## TRY IT
Each line of the listing below that includes "JSON" must be copied.

## MATERIAL PROVIDED

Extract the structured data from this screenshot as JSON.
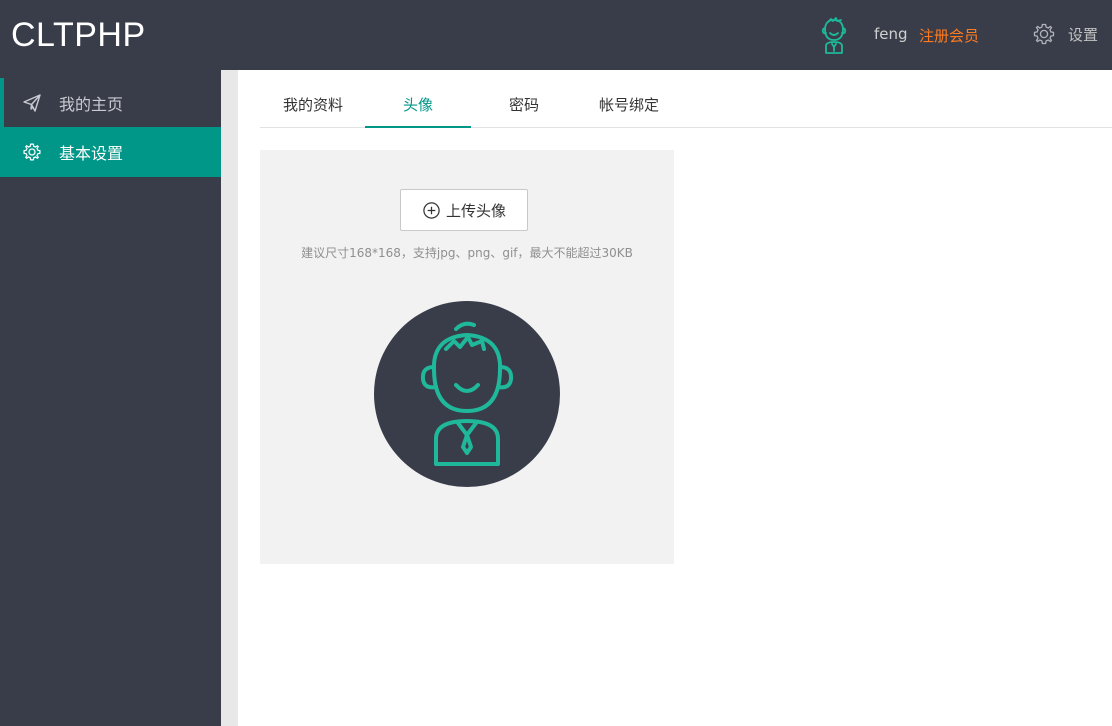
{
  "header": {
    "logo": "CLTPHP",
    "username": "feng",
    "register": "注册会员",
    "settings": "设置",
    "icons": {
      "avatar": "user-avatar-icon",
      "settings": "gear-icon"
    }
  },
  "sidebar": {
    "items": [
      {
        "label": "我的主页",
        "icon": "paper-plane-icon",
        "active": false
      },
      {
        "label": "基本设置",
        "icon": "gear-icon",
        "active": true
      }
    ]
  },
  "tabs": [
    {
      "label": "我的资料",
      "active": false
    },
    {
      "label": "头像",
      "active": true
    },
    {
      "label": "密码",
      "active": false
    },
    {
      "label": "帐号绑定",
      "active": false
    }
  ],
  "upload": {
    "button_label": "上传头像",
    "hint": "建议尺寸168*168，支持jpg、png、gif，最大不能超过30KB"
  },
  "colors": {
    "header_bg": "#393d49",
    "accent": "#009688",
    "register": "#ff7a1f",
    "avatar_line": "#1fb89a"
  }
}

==

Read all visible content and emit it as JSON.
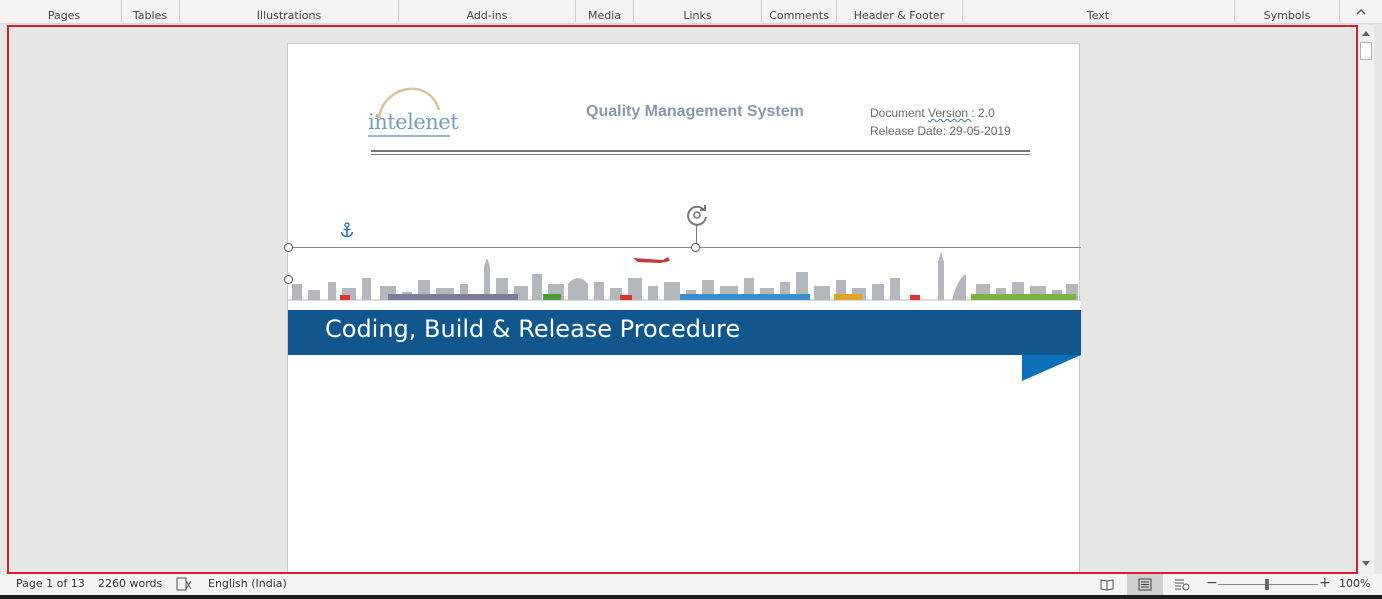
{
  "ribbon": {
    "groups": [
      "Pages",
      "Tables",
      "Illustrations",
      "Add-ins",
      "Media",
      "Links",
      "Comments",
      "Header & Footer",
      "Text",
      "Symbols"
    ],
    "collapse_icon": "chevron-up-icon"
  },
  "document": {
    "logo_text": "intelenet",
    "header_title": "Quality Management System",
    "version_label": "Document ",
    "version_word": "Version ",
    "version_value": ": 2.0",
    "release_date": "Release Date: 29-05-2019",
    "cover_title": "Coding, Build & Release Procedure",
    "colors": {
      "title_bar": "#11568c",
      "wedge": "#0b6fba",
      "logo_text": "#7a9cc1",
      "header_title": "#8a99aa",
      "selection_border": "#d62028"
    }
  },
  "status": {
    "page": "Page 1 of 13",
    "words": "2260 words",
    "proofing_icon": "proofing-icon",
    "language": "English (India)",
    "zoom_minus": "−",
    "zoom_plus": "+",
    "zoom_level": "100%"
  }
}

## TASK RESULT
Extract the structured data from this screenshot as JSON.
Read all visible content and emit it as JSON.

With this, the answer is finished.